Many new parents use cloth diaper sprayers because they are the quickest way to get a soiled cloth diaper clean. They may look complicated, but you’re just adding a valve to the water connection under your toilet! Here's a play-by-play on how to install our own cloth diaper sprayer in just 4 simple steps.
Before Installing Your Sprayer: Check your water supply line. That’s the water connection that runs between your toilet tank and the wall. Confirm that it’s a flexible hose. In rare cases, the water supply line is a rigid pipe. In this case, you will need to replace it with a flexible hose to install the sprayer.
Step 1: Turn Off the Water Supply
Turn OFF the water supply valve at the wall next to your toilet. Twist it clockwise as far as it will go. Flush the toilet and hold down the handle to completely empty the toilet tank.
Step 2: Connect the T-Valve
Unscrew the flexible water supply hose at the fill valve under your toilet tank (also called the ballcock valve) – not from the water supply valve at the wall.
Confirm that the flat rubber washer is inside the top of the T-valve (hint: the top of the T-valve is where the spinning nut is located). Screw the top of the T-valve onto the toilet’s fill valve where you just unscrewed the water supply hose. Be careful not to over-tighten the connections.
Step 3: Connect the Hoses
Screw the toilet’s water supply hose to the bottom of the T-valve. Connect one end of the hose to the side of the T-valve. Screw the sprayer head onto the other end of the hose.
Step 4: Turn On the Water Supply & Mount the Sprayer
Turn the water supply valve back on. If you notice that any connection is loose or leaking, you may need to add some plumber’s tape. If you’re leak-free, your cloth diaper sprayer is installed and ready to use!
Holster Toilet Mount: Screw the holster onto the toilet tank clip. Lift up the toilet tank lid, slide the clip onto the side of the tank, and replace the lid.

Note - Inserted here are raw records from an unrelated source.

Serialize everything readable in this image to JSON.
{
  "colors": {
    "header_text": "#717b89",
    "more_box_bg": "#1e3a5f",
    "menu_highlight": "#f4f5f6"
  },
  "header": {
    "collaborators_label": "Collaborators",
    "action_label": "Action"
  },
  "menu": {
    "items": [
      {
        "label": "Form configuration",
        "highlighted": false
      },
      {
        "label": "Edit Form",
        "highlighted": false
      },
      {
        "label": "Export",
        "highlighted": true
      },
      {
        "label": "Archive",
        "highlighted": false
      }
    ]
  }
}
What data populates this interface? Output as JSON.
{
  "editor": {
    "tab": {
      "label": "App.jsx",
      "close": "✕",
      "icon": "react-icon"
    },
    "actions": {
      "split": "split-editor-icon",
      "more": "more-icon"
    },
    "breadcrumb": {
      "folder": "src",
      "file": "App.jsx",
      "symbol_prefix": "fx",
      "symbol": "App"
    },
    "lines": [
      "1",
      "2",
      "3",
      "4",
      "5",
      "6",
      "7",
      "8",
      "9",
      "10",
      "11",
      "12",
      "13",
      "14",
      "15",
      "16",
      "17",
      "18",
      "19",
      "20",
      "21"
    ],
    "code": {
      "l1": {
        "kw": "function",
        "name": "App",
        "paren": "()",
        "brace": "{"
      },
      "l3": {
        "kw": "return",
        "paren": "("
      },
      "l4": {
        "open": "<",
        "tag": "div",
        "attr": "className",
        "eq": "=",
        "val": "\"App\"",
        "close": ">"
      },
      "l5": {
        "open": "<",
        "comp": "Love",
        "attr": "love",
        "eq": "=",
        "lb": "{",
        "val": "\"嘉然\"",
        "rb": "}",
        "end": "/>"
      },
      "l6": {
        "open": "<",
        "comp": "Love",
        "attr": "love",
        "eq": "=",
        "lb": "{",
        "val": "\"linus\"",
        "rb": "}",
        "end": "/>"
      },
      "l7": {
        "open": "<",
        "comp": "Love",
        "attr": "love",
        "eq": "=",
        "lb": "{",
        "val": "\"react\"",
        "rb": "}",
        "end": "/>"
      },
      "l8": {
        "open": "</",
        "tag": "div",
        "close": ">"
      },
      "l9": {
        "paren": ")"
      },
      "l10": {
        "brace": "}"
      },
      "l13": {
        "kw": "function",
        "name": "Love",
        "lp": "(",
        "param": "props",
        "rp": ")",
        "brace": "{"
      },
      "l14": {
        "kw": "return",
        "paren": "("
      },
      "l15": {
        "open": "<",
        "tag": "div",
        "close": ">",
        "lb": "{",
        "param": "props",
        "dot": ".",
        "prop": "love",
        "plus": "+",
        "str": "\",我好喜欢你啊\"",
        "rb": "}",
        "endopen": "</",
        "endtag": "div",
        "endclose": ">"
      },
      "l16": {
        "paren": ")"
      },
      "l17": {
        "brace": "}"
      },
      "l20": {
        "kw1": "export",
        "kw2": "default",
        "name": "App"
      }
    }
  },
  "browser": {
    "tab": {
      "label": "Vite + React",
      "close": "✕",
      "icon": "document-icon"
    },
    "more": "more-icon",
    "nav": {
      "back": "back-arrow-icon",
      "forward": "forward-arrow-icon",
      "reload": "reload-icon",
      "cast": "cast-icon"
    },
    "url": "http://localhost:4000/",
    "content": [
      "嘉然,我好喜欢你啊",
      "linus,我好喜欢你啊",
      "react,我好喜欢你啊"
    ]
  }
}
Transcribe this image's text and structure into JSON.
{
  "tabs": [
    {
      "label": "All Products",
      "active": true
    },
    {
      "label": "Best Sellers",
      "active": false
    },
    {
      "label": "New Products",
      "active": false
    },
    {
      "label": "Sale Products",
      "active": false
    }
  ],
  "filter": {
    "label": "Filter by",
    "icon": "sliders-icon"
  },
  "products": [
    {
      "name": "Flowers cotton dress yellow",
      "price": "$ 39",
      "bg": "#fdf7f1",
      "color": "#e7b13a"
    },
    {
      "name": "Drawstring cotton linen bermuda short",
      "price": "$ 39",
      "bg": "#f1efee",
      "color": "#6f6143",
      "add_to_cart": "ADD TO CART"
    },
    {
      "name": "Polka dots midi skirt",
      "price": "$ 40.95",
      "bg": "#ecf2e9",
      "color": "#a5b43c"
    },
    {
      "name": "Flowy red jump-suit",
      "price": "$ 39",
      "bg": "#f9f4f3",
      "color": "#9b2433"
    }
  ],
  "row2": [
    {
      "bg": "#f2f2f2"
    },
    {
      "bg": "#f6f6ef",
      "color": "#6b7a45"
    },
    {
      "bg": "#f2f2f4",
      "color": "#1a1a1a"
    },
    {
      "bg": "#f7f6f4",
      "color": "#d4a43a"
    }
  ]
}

Holster Wall Mount: Use the drywall screws and anchors to attach the holster to the wall.
Why is my Cloth Diaper Sprayer leaking?
Outside of the installation process, sprayer leaks happen when it isn’t turned off completely after every use. Stopping the water flow at the sprayer head is the first step to properly shutting off a cloth diaper sprayer, but turning off the sprayer's T-valve is the second – and most critical – step.
Cloth diaper sprayers work in the same way as garden hoses. When you’re done watering your plants with the garden hose nozzle, you release the handle, stopping the water. But the water isn’t turned off yet! You still need to turn the spigot off at the other end of the hose. If you don’t, the hose will leak or burst.
The same principle applies to your cloth diaper sprayer. When you release the sprayer’s button or trigger, you stop the spray…but there is still water pressure pushing against the hose and sprayer head.
Over time, this pressure causes damage, followed by leaking. If the damage is severe enough, it can even flood a bathroom. Shutting the water off completely at the T-valve relieves the pressure.
How Do You Fix a Leaky Sprayer?
If a leak has already started, you need to replace the leaking part, because it’s damaged. We offer a 2-year limited warranty for replacements parts. If you have a special circumstance, just email us by clicking the chat bubble on the bottom right – we don't bite!